Rabies is a rapidly progressing, viral and life-threatening encephalitis. Other names are Lyssa, Rabies or Hydrophobia, due to the fear of water that the sick develop.
The virus gets into the wound through a bite with the saliva. From there, the pathogen travels into the central nervous system to the spinal ganglia (nerves originating from the spinal cord). After replicating, the viruses migrate to the brain, where a renewed strong replication is observed.
It usually takes 14 to 60 days for the disease to break out after infection. The disease usually begins with a change in personality. The dog can become aggressive and snappy. He also shows an increased sex drive and starts barking for no reason. After a while, paralysis sets in. Larynx paralysis makes the voice appear hoarse to toneless. Since the lower jaw, the pharynx and the esophagus are also paralyzed, typical salivation occurs with foam in front of the mouth and the tongue hanging out.
The disease leads to death within a few days of the outbreak.
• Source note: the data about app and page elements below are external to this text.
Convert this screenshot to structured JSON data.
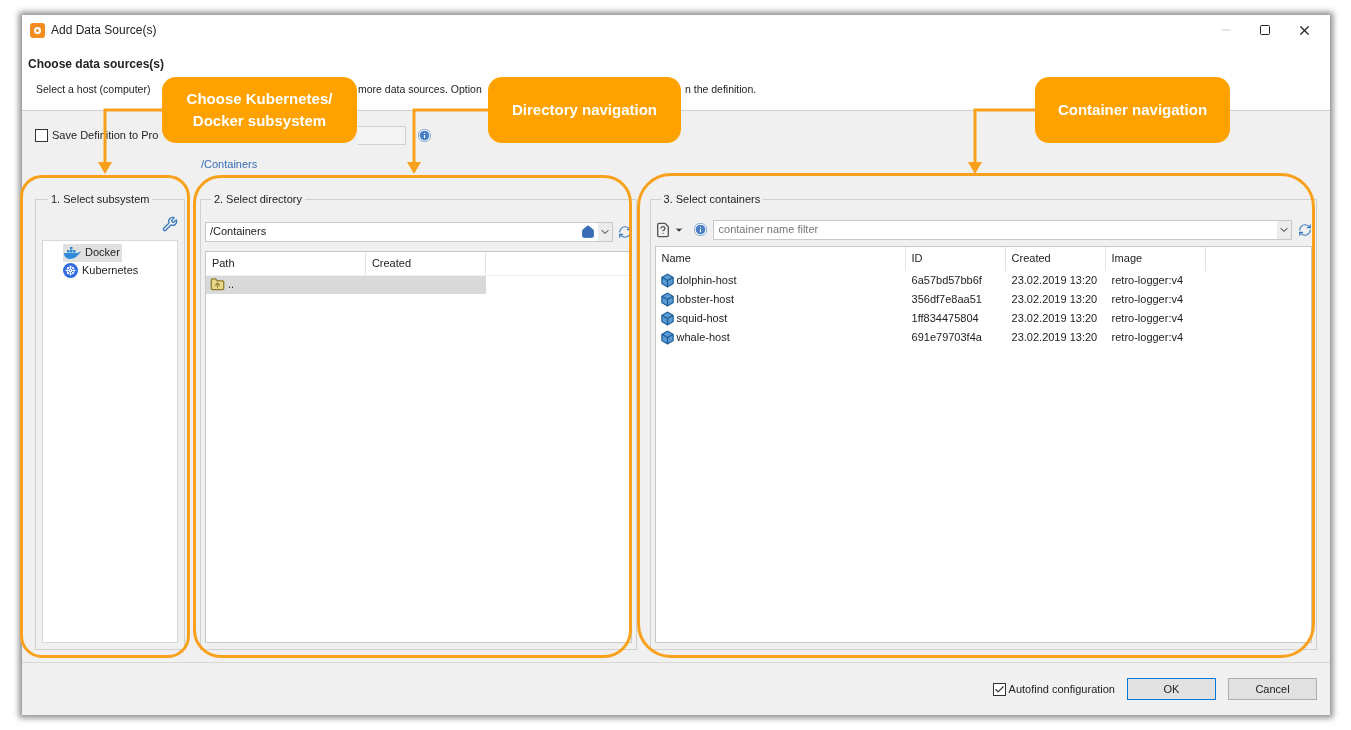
{
  "window": {
    "title": "Add Data Source(s)"
  },
  "header": {
    "title": "Choose data sources(s)",
    "description_fragments": [
      "Select a host (computer)",
      "more data sources. Option",
      "n the definition."
    ]
  },
  "save_definition": {
    "label": "Save Definition to Pro",
    "checked": false
  },
  "breadcrumb": "/Containers",
  "subsystem": {
    "legend": "1. Select subsystem",
    "items": [
      {
        "label": "Docker",
        "kind": "docker",
        "selected": true
      },
      {
        "label": "Kubernetes",
        "kind": "kubernetes",
        "selected": false
      }
    ]
  },
  "directory": {
    "legend": "2. Select directory",
    "path": "/Containers",
    "columns": [
      "Path",
      "Created"
    ],
    "rows": [
      {
        "path": "..",
        "selected": true
      }
    ]
  },
  "containers": {
    "legend": "3. Select containers",
    "filter_placeholder": "container name filter",
    "columns": [
      "Name",
      "ID",
      "Created",
      "Image"
    ],
    "rows": [
      {
        "name": "dolphin-host",
        "id": "6a57bd57bb6f",
        "created": "23.02.2019 13:20",
        "image": "retro-logger:v4"
      },
      {
        "name": "lobster-host",
        "id": "356df7e8aa51",
        "created": "23.02.2019 13:20",
        "image": "retro-logger:v4"
      },
      {
        "name": "squid-host",
        "id": "1ff834475804",
        "created": "23.02.2019 13:20",
        "image": "retro-logger:v4"
      },
      {
        "name": "whale-host",
        "id": "691e79703f4a",
        "created": "23.02.2019 13:20",
        "image": "retro-logger:v4"
      }
    ]
  },
  "footer": {
    "autofind": {
      "label": "Autofind configuration",
      "checked": true
    },
    "buttons": [
      {
        "label": "OK",
        "default": true
      },
      {
        "label": "Cancel",
        "default": false
      }
    ]
  },
  "callouts": [
    {
      "text": "Choose Kubernetes/\nDocker subsystem"
    },
    {
      "text": "Directory navigation"
    },
    {
      "text": "Container navigation"
    }
  ]
}
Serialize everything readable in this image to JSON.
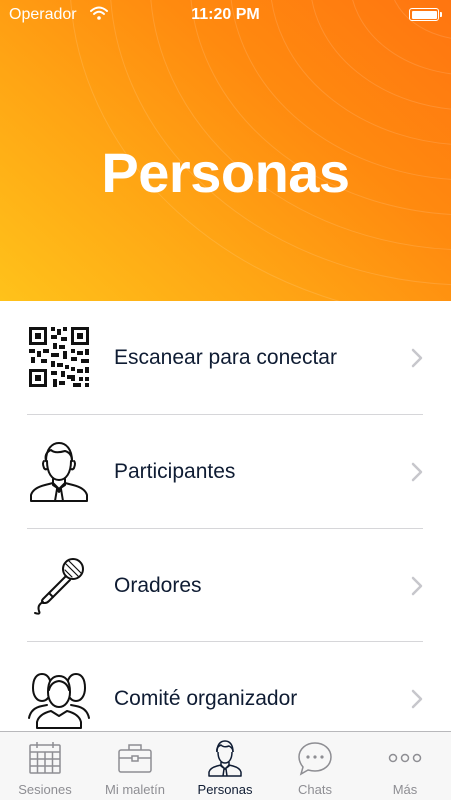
{
  "status_bar": {
    "carrier": "Operador",
    "time": "11:20 PM"
  },
  "header": {
    "title": "Personas",
    "gradient_colors": [
      "#ffc21a",
      "#ff7510"
    ]
  },
  "menu": {
    "items": [
      {
        "label": "Escanear para conectar",
        "icon": "qr-code-icon"
      },
      {
        "label": "Participantes",
        "icon": "person-icon"
      },
      {
        "label": "Oradores",
        "icon": "microphone-icon"
      },
      {
        "label": "Comité organizador",
        "icon": "group-icon"
      }
    ]
  },
  "tab_bar": {
    "active": "Personas",
    "tabs": [
      {
        "label": "Sesiones",
        "icon": "calendar-icon"
      },
      {
        "label": "Mi maletín",
        "icon": "briefcase-icon"
      },
      {
        "label": "Personas",
        "icon": "person-icon"
      },
      {
        "label": "Chats",
        "icon": "chat-bubble-icon"
      },
      {
        "label": "Más",
        "icon": "more-dots-icon"
      }
    ]
  },
  "colors": {
    "text_dark": "#0f1c33",
    "tab_inactive": "#8e8e93",
    "chevron": "#c7c7cc"
  }
}
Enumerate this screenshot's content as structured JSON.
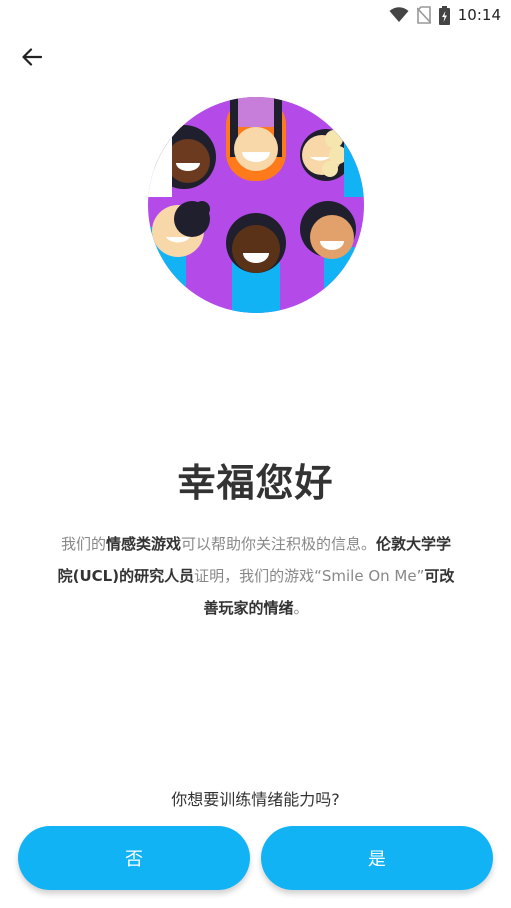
{
  "status_bar": {
    "time": "10:14",
    "icons": [
      "wifi-icon",
      "no-sim-icon",
      "battery-charging-icon"
    ]
  },
  "nav": {
    "back_icon": "arrow-left-icon"
  },
  "hero": {
    "icon": "group-of-smiling-people-illustration",
    "background_color": "#b44be8"
  },
  "content": {
    "title": "幸福您好",
    "body_parts": [
      {
        "text": "我们的",
        "bold": false
      },
      {
        "text": "情感类游戏",
        "bold": true
      },
      {
        "text": "可以帮助你关注积极的信息。",
        "bold": false
      },
      {
        "text": "伦敦大学学院(UCL)的研究人员",
        "bold": true
      },
      {
        "text": "证明，我们的游戏“Smile On Me”",
        "bold": false
      },
      {
        "text": "可改善玩家的情绪",
        "bold": true
      },
      {
        "text": "。",
        "bold": false
      }
    ],
    "question": "你想要训练情绪能力吗?"
  },
  "actions": {
    "no_label": "否",
    "yes_label": "是"
  },
  "colors": {
    "accent": "#12b3f5",
    "title": "#333333",
    "body": "#888888"
  }
}
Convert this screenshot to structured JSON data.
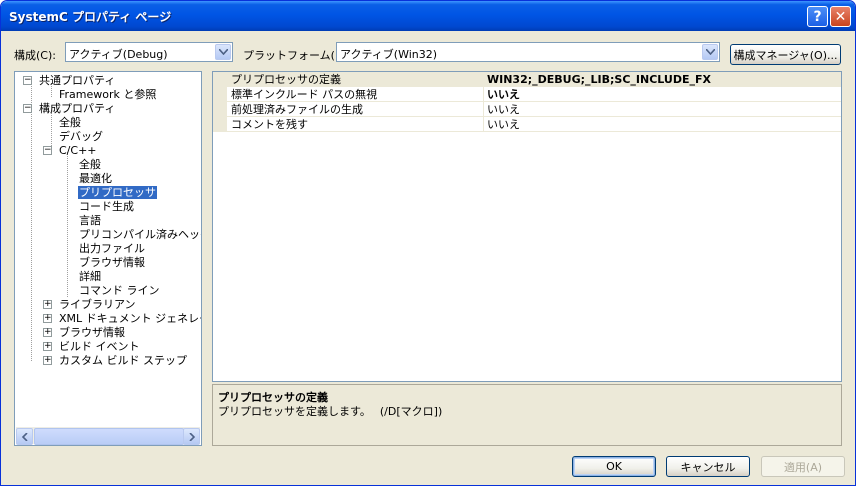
{
  "window": {
    "title": "SystemC プロパティ ページ",
    "help_label": "?",
    "close_label": "✕"
  },
  "config": {
    "label": "構成(C):",
    "value": "アクティブ(Debug)"
  },
  "platform": {
    "label": "プラットフォーム(P):",
    "value": "アクティブ(Win32)"
  },
  "config_manager_button": "構成マネージャ(O)...",
  "tree": {
    "items": [
      {
        "label": "共通プロパティ",
        "expander": "−"
      },
      {
        "label": "Framework と参照"
      },
      {
        "label": "構成プロパティ",
        "expander": "−"
      },
      {
        "label": "全般"
      },
      {
        "label": "デバッグ"
      },
      {
        "label": "C/C++",
        "expander": "−"
      },
      {
        "label": "全般"
      },
      {
        "label": "最適化"
      },
      {
        "label": "プリプロセッサ",
        "selected": true
      },
      {
        "label": "コード生成"
      },
      {
        "label": "言語"
      },
      {
        "label": "プリコンパイル済みヘッダー"
      },
      {
        "label": "出力ファイル"
      },
      {
        "label": "ブラウザ情報"
      },
      {
        "label": "詳細"
      },
      {
        "label": "コマンド ライン"
      },
      {
        "label": "ライブラリアン",
        "expander": "+"
      },
      {
        "label": "XML ドキュメント ジェネレータ",
        "expander": "+"
      },
      {
        "label": "ブラウザ情報",
        "expander": "+"
      },
      {
        "label": "ビルド イベント",
        "expander": "+"
      },
      {
        "label": "カスタム ビルド ステップ",
        "expander": "+"
      }
    ]
  },
  "properties": {
    "rows": [
      {
        "name": "プリプロセッサの定義",
        "value": "WIN32;_DEBUG;_LIB;SC_INCLUDE_FX",
        "bold": true
      },
      {
        "name": "標準インクルード パスの無視",
        "value": "いいえ",
        "bold": true
      },
      {
        "name": "前処理済みファイルの生成",
        "value": "いいえ",
        "bold": false
      },
      {
        "name": "コメントを残す",
        "value": "いいえ",
        "bold": false
      }
    ]
  },
  "description": {
    "title": "プリプロセッサの定義",
    "text": "プリプロセッサを定義します。　 (/D[マクロ])"
  },
  "buttons": {
    "ok": "OK",
    "cancel": "キャンセル",
    "apply": "適用(A)"
  },
  "colors": {
    "titlebar": "#0055e5",
    "selection": "#316ac5",
    "dialog": "#ece9d8"
  }
}
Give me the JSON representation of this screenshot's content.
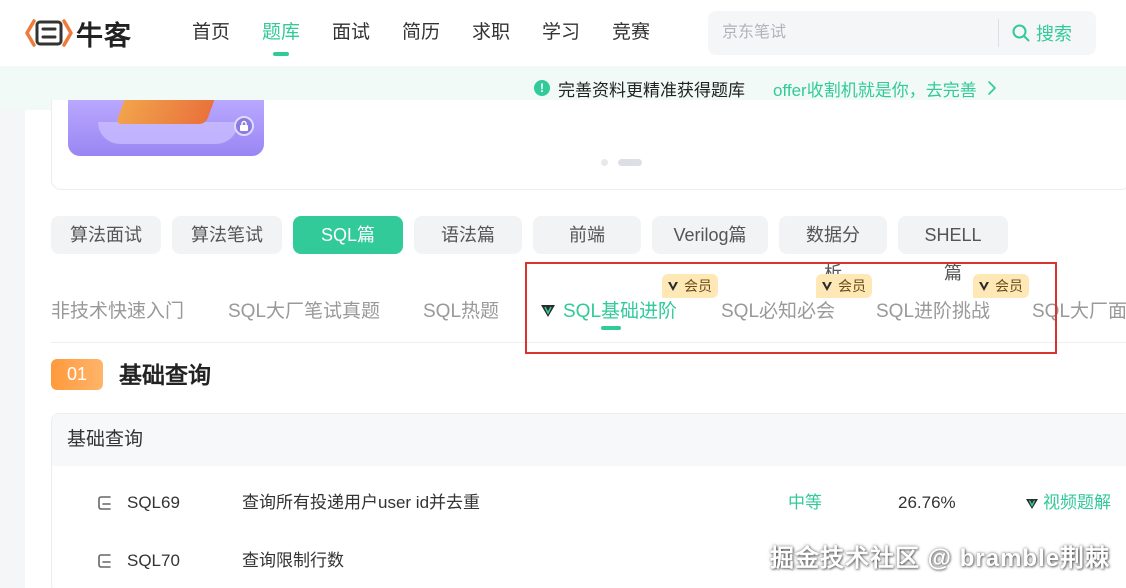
{
  "brand": {
    "logo_text": "牛客"
  },
  "nav": {
    "items": [
      {
        "label": "首页"
      },
      {
        "label": "题库"
      },
      {
        "label": "面试"
      },
      {
        "label": "简历"
      },
      {
        "label": "求职"
      },
      {
        "label": "学习"
      },
      {
        "label": "竞赛"
      }
    ],
    "active_index": 1
  },
  "search": {
    "placeholder": "京东笔试",
    "button_label": "搜索"
  },
  "notice": {
    "text": "完善资料更精准获得题库",
    "link": "offer收割机就是你，去完善"
  },
  "categories": {
    "items": [
      "算法面试",
      "算法笔试",
      "SQL篇",
      "语法篇",
      "前端",
      "Verilog篇",
      "数据分析",
      "SHELL篇"
    ],
    "active_index": 2
  },
  "subtabs": {
    "items": [
      {
        "label": "非技术快速入门",
        "vip": false
      },
      {
        "label": "SQL大厂笔试真题",
        "vip": false
      },
      {
        "label": "SQL热题",
        "vip": false
      },
      {
        "label": "SQL基础进阶",
        "vip": true
      },
      {
        "label": "SQL必知必会",
        "vip": true
      },
      {
        "label": "SQL进阶挑战",
        "vip": true
      },
      {
        "label": "SQL大厂面",
        "vip": false
      }
    ],
    "active_index": 3,
    "vip_badge_label": "会员"
  },
  "section": {
    "number": "01",
    "title": "基础查询"
  },
  "table": {
    "header": "基础查询",
    "rows": [
      {
        "id": "SQL69",
        "title": "查询所有投递用户user id并去重",
        "difficulty": "中等",
        "pass_rate": "26.76%",
        "video": "视频题解"
      },
      {
        "id": "SQL70",
        "title": "查询限制行数",
        "difficulty": "",
        "pass_rate": "",
        "video": ""
      }
    ]
  },
  "watermark": "掘金技术社区 @ bramble荆棘",
  "colors": {
    "accent": "#32ca99",
    "vip_badge": "#fde8b6",
    "section_badge": "#ff9a3c",
    "highlight_frame": "#d9332e"
  }
}
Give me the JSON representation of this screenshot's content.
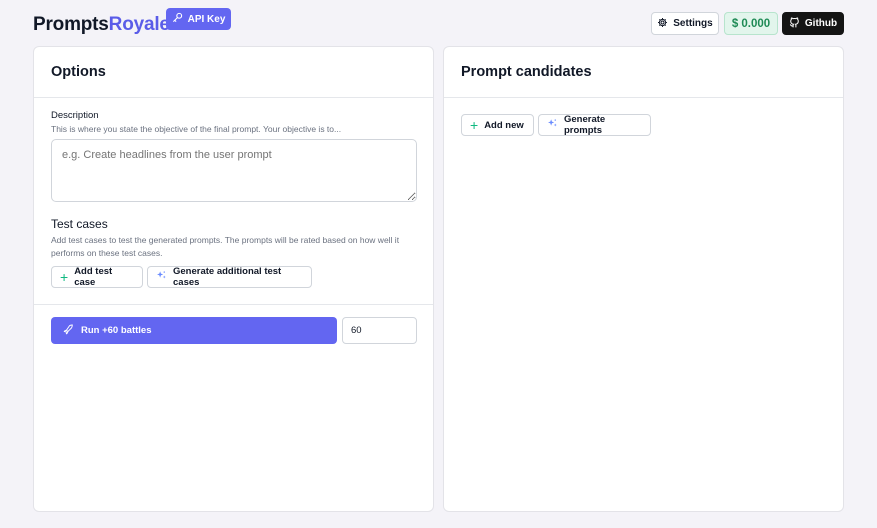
{
  "header": {
    "brand_part1": "Prompts",
    "brand_part2": "Royale",
    "api_key_label": "API Key",
    "settings_label": "Settings",
    "balance": "$ 0.000",
    "github_label": "Github"
  },
  "options": {
    "title": "Options",
    "description_label": "Description",
    "description_help": "This is where you state the objective of the final prompt. Your objective is to...",
    "description_placeholder": "e.g. Create headlines from the user prompt",
    "description_value": "",
    "test_cases_title": "Test cases",
    "test_cases_help": "Add test cases to test the generated prompts. The prompts will be rated based on how well it performs on these test cases.",
    "add_test_case_label": "Add test case",
    "generate_test_cases_label": "Generate additional test cases",
    "run_label": "Run +60 battles",
    "battles_value": "60"
  },
  "candidates": {
    "title": "Prompt candidates",
    "add_new_label": "Add new",
    "generate_prompts_label": "Generate prompts"
  },
  "colors": {
    "accent": "#6366f1",
    "brand_accent": "#5a5ce8",
    "balance_green": "#1e8a55",
    "plus_green": "#10b981",
    "background": "#f4f3f8"
  },
  "icons": [
    "key-icon",
    "gear-icon",
    "dollar-icon",
    "github-icon",
    "plus-icon",
    "sparkle-icon",
    "rocket-icon"
  ]
}
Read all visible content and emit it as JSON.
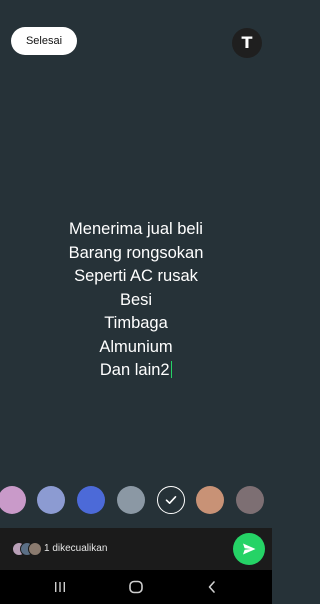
{
  "header": {
    "done_label": "Selesai",
    "text_tool_label": "T",
    "text_tool_icon": "text-tool-icon"
  },
  "message": {
    "lines": [
      "Menerima jual beli",
      "Barang rongsokan",
      "Seperti AC rusak",
      "Besi",
      "Timbaga",
      "Almunium",
      "Dan lain2"
    ],
    "text_color": "#ffffff",
    "cursor_color": "#25d366"
  },
  "colors": {
    "background": "#263238",
    "swatches": [
      "#c99ac9",
      "#8c9bd2",
      "#4c6ad8",
      "#8b98a4",
      "selected",
      "#c89276",
      "#7d6f73"
    ]
  },
  "footer": {
    "excluded_label": "1 dikecualikan",
    "send_icon": "send-icon",
    "accent": "#25d366"
  },
  "nav": {
    "recents_icon": "recents-icon",
    "home_icon": "home-icon",
    "back_icon": "back-icon"
  }
}
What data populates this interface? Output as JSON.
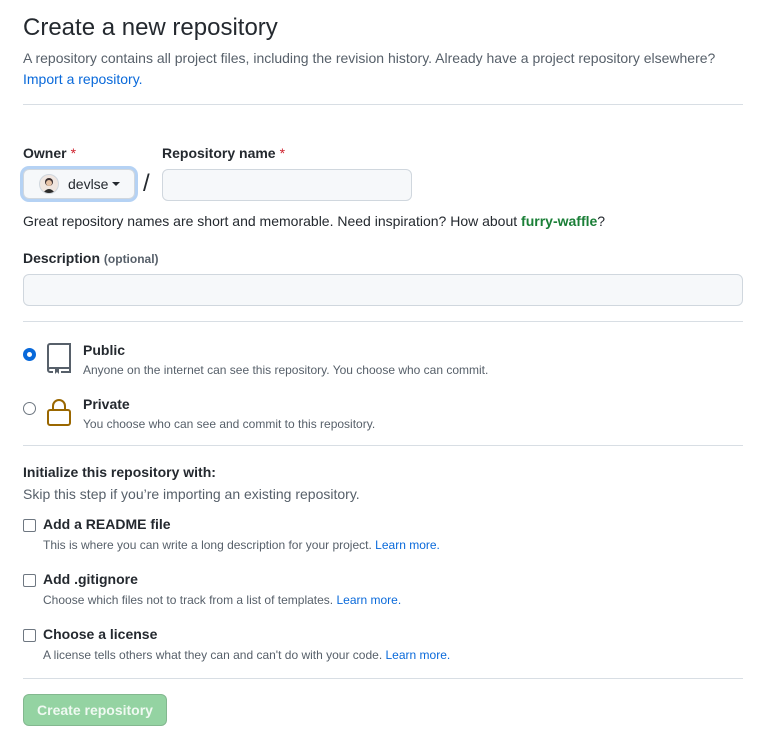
{
  "header": {
    "title": "Create a new repository",
    "subtitle": "A repository contains all project files, including the revision history. Already have a project repository elsewhere?",
    "import_link": "Import a repository."
  },
  "owner": {
    "label": "Owner",
    "required_mark": "*",
    "selected": "devlse"
  },
  "repo_name": {
    "label": "Repository name",
    "required_mark": "*",
    "value": "",
    "separator": "/"
  },
  "hint": {
    "text": "Great repository names are short and memorable. Need inspiration? How about ",
    "suggestion": "furry-waffle",
    "end": "?"
  },
  "description": {
    "label": "Description",
    "optional": "(optional)",
    "value": ""
  },
  "visibility": {
    "selected": "public",
    "options": [
      {
        "title": "Public",
        "note": "Anyone on the internet can see this repository. You choose who can commit.",
        "icon": "repo-icon"
      },
      {
        "title": "Private",
        "note": "You choose who can see and commit to this repository.",
        "icon": "lock-icon"
      }
    ]
  },
  "init": {
    "heading": "Initialize this repository with:",
    "subheading": "Skip this step if you’re importing an existing repository.",
    "options": [
      {
        "title": "Add a README file",
        "note": "This is where you can write a long description for your project.",
        "link": "Learn more.",
        "checked": false
      },
      {
        "title": "Add .gitignore",
        "note": "Choose which files not to track from a list of templates.",
        "link": "Learn more.",
        "checked": false
      },
      {
        "title": "Choose a license",
        "note": "A license tells others what they can and can't do with your code.",
        "link": "Learn more.",
        "checked": false
      }
    ]
  },
  "submit": {
    "label": "Create repository",
    "disabled": true
  },
  "colors": {
    "accent": "#0969da",
    "success": "#1a7f37",
    "button_disabled": "#94d3a2",
    "required": "#cf222e",
    "lock_icon": "#9a6700"
  }
}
If the disease has broken out or if there is even a suspicion of infection, the animal must be put to sleep immediately. This is what the “Ordinance on Protection against Rabies” of April 11, 2001 prescribes. Unless the primary immunization was at least 3 weeks and at most 12 months ago and the last booster immunization was not more than 12 months ago.